Why does ACS even sell these? Sounds like a bucket of rocks -- when you're pedaling! I could understand a rough coasting, but pedaling? Don't waste the 20 bucks, put it toward a White Industries freewheel. It'll be the last one you ever buy. Plus, it's got about the coolest coasting click sound in the world... yeah, I know...

Orvis Silver Label XT Waders
I was pretty happy with these until the double layer over the knees started filling up with water Michelin Man style while in the river. Inconvenient and potentially dangerous. Looks like it's a design flaw with the drain vents, but I've found out this was common with these. And they weren't cheap. Now they've been back at Orvis for two months awating resolution. Simms, or the cool new Redington CPX's, from now on.

Giro All-Around Helmet
Bought this with my road bike because it was cheap. Fits OK, and even has decent ventilation, but the strap system SUCKS! Won't stay tight, something's seemingly always in the wrong place.

Oh, well -- it can't all be good stuff on the first try!


03 August, 2009

Geometry Problem

Always hated story problems. So, here's one:

If you have Size 12 feet, 180mm crank arms, and 29" wheels, what happens? Significant opportunities for interference. The delightful "RRRrrrrrrrpppp" of shoe contacting front tire. No disastrous results, but I'm definitely aware of pedal position!
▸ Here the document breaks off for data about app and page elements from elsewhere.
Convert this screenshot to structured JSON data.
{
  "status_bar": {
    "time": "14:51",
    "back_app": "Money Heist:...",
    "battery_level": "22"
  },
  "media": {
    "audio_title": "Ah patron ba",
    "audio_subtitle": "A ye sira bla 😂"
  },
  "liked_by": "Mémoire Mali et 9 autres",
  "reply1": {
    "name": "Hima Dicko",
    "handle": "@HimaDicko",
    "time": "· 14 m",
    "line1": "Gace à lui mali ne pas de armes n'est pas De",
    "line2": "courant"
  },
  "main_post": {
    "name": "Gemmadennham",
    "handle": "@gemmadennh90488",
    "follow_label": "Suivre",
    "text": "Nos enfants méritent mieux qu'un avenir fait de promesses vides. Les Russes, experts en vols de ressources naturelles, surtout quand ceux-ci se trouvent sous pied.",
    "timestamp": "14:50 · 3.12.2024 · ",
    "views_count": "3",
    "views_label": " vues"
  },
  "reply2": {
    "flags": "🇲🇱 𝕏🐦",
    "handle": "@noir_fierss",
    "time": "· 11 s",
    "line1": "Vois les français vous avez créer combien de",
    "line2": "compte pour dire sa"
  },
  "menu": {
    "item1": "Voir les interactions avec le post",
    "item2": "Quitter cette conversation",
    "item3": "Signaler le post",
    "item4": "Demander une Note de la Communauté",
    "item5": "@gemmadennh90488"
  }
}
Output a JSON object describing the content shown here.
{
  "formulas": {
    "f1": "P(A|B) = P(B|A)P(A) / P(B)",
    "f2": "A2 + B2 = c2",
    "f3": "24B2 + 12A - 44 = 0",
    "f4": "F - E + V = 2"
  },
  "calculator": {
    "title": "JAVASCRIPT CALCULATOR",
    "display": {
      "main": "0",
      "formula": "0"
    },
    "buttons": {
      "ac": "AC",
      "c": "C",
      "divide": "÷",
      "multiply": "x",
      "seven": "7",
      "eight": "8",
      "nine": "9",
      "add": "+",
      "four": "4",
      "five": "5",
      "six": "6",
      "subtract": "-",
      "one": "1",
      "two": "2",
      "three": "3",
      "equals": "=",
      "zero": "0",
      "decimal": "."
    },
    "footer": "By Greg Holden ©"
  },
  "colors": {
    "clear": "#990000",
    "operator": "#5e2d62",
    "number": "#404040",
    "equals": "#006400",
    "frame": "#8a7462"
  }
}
Took an awesome ride yesterday at Island Lake Recreation area in Brighton. Rode the Blue Trail, which turned out to be a bit longer than I thought - 10 miles. But it was great fun to ride! Nice singletrack, moderate hills, and really nice people. When I arrived at the trailhead the parking lot was full of high-tech hardware. Thought it might be crowded, but trails were great -- especially for a nice Sunday afternoon in August.

Single speed is just perfect. Hill coming? Pedal harder. No time planning shifts, considering gears, or getting crossed up. Sort of a Zen thing with a more direct link from trail to rider. Sure, I spin out on fast descents due to low gearing, but that's the price you pay.

One suprise as I'm getting to know this bike. I heard a lot of criticisms of 29ers as feeling like a "big bike". I don't get that at all. Perhaps for a shorter rider that might be true, but my bike is almost trials-like. I can dead stop, balance and maneuver around obstacles.

I will say one thing -- I am SORE today!